- Category: Common Cooling Issues
- Published: 21 November 2013
FREEZING-UP– a condition where the indoor coil and sometimes the connecting lines, become covered with ice. This is generally accompanied by a loss of airflow from the registers. There are two basic reasons for an air conditioner to “Freeze-Up”:
- Low refrigerant – When an air conditioning system has a leak and loses some of its refrigerant, it may begin slowly freezing at the inlet of the indoor coil. In mild weather conditions, a “low-charge” unit may go un-noticed since runtimes are relatively low. However, when the outdoor temperature gets high and the air conditioner has to run longer to cool the space, the ice build-up can cover the entire coil and spread all the way to the outdoor unit.
- Low airflow – The outdoor unit of your air conditioning system pumps a fixed amount of cooling to the indoor coil. This cooling must be offset with an equal amount of heat absorbed from the air in your home. This heat is absorbed as the indoor blower moves air across the indoor coil. If there is insufficient air delivered across the coil (more cooling than heating), ice will form on the indoor coil and can spread all the way to the outdoor unit. Low airflow can be caused by a dirty air filter, a dirty indoor coil, closed or blocked air registers, a bad blower motor, or improperly-sized ductwork.
Both conditions have the same final result, so it may be difficult to determine the cause. However, there are some telling signs.
An air conditioner with the correct amount of refrigerant and airflow will drop the temperature of the air 15 – 18 deg. F. as it moves across the indoor coil.
An air conditioner with low airflow will experience decreased air velocity from the registers and the temperature drop will be more than normal (colder air). If you experience these symptoms, check the system for causes of low airflow – clogged air filter, blocked or closed registers, loose blower belt, etc.

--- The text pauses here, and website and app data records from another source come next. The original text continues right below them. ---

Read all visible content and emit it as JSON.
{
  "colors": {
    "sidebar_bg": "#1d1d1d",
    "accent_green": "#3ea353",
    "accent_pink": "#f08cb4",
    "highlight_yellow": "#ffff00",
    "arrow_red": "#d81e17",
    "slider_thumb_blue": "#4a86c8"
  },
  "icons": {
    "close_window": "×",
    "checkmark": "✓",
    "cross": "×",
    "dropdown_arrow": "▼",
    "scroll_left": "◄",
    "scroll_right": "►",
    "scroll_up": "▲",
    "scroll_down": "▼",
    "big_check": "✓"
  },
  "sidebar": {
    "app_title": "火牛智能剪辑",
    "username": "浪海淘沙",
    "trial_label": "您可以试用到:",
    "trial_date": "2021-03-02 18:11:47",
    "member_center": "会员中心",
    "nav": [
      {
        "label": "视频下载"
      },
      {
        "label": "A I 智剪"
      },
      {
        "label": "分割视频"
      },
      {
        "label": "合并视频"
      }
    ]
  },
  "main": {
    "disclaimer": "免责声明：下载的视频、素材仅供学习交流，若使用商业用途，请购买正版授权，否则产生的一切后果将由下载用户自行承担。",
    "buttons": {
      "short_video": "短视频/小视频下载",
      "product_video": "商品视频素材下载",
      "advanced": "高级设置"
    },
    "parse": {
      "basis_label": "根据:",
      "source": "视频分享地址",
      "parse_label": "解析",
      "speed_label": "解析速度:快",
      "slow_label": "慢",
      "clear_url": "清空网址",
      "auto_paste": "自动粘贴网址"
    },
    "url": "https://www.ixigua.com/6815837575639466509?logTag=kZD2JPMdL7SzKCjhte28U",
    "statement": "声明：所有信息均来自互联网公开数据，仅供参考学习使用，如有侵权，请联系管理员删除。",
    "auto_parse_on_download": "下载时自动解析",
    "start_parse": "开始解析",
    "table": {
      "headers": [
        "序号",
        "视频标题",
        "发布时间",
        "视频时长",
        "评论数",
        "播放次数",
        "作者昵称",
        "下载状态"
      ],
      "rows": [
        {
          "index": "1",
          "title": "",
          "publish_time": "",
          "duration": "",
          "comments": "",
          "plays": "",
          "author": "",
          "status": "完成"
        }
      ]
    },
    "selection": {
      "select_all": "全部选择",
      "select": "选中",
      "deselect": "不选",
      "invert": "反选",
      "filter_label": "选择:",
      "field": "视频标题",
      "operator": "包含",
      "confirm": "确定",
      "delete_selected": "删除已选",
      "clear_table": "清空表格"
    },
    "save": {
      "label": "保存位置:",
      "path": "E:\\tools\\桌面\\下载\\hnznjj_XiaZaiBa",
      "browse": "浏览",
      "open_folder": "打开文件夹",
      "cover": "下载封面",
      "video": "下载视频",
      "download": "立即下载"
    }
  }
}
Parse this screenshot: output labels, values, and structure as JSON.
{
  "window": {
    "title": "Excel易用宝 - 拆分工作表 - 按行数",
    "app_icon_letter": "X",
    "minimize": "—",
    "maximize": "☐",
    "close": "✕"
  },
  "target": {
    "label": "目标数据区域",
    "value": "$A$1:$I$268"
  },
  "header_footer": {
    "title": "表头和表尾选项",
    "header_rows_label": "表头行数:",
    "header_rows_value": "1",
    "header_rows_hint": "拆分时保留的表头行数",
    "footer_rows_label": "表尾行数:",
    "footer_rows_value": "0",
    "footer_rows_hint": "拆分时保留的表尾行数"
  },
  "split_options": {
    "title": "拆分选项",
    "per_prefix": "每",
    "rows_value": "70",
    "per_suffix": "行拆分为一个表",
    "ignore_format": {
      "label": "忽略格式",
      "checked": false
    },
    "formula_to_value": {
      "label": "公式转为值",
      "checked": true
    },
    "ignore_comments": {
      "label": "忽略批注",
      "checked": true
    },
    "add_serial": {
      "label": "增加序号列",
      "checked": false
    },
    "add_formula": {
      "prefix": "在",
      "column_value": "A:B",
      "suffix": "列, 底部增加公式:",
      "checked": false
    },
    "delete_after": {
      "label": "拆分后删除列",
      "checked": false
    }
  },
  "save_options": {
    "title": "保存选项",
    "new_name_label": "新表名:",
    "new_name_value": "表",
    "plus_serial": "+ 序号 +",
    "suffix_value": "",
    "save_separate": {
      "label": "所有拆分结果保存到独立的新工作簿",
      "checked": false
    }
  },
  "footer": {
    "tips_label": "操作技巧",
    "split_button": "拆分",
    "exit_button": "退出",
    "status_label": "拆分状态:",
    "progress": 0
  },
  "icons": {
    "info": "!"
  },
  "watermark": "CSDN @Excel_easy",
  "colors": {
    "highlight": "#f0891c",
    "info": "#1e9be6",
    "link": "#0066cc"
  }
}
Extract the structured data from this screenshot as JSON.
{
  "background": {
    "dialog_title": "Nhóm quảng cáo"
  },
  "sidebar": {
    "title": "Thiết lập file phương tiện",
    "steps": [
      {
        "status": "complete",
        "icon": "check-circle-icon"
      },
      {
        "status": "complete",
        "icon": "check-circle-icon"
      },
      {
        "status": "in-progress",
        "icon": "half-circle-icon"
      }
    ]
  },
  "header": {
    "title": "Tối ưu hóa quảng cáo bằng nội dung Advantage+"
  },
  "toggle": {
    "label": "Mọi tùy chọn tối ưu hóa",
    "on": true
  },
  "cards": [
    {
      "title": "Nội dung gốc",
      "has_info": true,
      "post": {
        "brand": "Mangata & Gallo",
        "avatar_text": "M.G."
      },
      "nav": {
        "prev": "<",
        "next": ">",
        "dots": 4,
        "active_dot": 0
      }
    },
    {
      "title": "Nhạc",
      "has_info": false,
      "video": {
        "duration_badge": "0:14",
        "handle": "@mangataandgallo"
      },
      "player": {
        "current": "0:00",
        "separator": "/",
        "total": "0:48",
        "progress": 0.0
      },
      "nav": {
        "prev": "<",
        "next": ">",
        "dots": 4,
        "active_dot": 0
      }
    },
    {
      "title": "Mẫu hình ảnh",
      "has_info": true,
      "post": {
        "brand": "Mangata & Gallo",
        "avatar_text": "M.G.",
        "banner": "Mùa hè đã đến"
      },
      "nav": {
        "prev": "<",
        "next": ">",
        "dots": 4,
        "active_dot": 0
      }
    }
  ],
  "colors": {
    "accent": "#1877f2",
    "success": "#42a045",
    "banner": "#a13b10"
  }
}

When a freeze-up is caused by low refrigerant, it is usually accompanied by normal air velocity from the registers but a warmer air temperature. A lower than normal temperature drop (warmer air) may indicate low refrigerant charge. A qualified service technician is recommended to check or add refrigerant.
WHAT TO DO:
In either case, when the indoor coil becomes frozen, the air conditioner must be turned off in order to thaw. Turn the thermostat “System” switch to the “Off” position. You may want to turn the “Fan” switch to the “On” position. This will continue to provide warm air to the frozen coil and speed the thawing process. Watch the Video.
* Be aware that as a frozen coil thaws, there may be an excessive amount of water that will not necessarily go out the condensate drain. Take necessary water precautions – especially with a unit in an attic.